Tom: I must admit my first international travel occurred in Colonial Mexico to San Miguel de Allende. My grandmother retired there in 1975, and lived there for 20 years. Tiffany and I made two trips to Colonial Mexico earlier this year exploring the area and looking for houses in San Miguel, Guanajuato, Queretaro, Bernal and Tequisquiapan.
We enjoyed Guanajuato but there are virtually no houses available for sale in the landlocked valley. San Miguel has already been taken over by rich American retirees, so we are priced out of buying in that market. Bernal and “Tequis” are too remote and far removed from an airport in the event we wanted or needed to travel.
So that left Queretaro, a city of 1.1 million, modern, affluent, low in crime, and plenty of industry, including companies from Asia and Europe giving the populace more of an “international feel”. Queretaro has an airport with many flights to Mexico City (30 minutes) and flights to Texas on United and American. The cost of living is almost as low as S.E. Asia and we have the funds to secure residency which gives us all of the benefits of a citizen except the right to vote.

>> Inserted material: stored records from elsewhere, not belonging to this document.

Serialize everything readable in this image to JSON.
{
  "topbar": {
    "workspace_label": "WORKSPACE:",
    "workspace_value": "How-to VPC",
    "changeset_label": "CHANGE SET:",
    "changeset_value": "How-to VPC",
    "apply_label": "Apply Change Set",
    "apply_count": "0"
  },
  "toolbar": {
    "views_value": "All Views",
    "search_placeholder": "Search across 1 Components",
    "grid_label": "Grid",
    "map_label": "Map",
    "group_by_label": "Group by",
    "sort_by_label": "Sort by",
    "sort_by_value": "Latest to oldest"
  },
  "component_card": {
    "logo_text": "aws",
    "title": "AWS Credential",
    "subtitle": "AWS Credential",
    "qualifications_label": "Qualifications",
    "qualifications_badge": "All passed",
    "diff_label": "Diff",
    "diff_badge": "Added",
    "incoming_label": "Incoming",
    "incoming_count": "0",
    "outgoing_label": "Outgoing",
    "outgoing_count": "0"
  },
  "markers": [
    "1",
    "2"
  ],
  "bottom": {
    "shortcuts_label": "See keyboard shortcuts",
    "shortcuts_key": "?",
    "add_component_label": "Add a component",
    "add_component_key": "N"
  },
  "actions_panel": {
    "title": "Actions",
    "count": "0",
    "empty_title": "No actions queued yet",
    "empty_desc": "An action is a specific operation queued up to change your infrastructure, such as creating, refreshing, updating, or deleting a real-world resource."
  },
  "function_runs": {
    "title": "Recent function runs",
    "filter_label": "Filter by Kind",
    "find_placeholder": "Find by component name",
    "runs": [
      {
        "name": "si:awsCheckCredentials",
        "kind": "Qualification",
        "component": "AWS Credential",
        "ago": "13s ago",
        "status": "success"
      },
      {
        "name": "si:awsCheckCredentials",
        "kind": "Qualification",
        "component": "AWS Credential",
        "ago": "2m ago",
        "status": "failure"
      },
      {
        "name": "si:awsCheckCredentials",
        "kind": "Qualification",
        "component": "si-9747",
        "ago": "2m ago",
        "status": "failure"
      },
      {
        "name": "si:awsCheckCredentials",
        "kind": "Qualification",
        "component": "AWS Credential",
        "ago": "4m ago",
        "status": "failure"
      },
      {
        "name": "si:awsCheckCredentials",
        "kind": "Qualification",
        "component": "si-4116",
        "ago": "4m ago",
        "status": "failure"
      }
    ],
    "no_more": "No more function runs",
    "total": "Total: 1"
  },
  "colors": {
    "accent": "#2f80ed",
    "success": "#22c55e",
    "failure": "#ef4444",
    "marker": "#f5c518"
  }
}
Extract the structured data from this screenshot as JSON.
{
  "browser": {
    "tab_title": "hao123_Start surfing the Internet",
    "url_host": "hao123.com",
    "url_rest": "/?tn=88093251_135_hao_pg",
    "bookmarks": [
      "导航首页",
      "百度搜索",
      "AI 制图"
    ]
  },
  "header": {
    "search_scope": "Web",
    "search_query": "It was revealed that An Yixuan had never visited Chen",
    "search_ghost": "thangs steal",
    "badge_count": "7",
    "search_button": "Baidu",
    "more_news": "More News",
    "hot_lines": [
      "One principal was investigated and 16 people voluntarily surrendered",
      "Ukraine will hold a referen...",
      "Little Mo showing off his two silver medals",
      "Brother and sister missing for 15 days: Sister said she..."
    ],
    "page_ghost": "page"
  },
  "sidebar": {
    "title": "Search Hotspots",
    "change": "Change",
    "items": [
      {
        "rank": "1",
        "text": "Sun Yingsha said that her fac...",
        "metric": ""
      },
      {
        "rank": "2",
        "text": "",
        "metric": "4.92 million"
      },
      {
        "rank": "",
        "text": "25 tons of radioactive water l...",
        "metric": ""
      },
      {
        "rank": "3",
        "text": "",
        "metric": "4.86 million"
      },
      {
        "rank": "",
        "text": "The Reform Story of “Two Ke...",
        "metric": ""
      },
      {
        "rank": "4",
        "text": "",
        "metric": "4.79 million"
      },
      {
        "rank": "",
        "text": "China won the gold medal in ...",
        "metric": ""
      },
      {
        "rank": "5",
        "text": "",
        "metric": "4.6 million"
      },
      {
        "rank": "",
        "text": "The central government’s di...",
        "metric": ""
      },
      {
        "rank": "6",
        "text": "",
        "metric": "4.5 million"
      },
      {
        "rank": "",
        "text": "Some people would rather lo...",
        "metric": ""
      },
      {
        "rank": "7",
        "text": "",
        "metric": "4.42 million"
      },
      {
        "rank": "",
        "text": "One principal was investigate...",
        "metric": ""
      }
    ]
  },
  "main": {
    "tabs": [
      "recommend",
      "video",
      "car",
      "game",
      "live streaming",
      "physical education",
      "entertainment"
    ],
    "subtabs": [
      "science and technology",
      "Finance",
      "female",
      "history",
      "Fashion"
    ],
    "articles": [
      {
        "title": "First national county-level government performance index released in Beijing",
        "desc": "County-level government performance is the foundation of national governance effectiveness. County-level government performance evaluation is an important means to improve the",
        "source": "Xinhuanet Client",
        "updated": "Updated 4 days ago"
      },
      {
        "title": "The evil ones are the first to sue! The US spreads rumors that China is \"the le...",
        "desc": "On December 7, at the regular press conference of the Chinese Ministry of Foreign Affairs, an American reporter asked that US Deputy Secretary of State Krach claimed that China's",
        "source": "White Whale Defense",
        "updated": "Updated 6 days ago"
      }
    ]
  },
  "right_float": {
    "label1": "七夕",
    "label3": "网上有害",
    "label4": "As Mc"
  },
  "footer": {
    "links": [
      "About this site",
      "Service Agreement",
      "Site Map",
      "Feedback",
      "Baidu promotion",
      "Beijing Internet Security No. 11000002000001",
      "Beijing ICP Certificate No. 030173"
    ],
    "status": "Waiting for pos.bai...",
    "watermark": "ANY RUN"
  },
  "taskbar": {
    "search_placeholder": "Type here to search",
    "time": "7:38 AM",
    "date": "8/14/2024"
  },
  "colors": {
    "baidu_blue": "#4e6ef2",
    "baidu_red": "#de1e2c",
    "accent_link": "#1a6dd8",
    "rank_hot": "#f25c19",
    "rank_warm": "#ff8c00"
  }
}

The climate at 7,000 feet is pleasant, generally low humidity and highs in the 70’s and 80’s with lows in the 40’s and 50’s. So you really only hit peak temps for a small portion of the day, and then it rapidly cools off as soon as the sun ducks down behind the mountains.
Tiffany: Mexico has everything from mountains and jungle to butterflies and marine life. Queretaro is dead center of the country, but we are close to everything either by car or plane. Domestic flights around the country are inexpensive. The people are friendly and helpful, and I never get tired of Mexican food! The cost of living is so low that we can build our dream house.
Cons: I am sure there will be some. We will find out soon!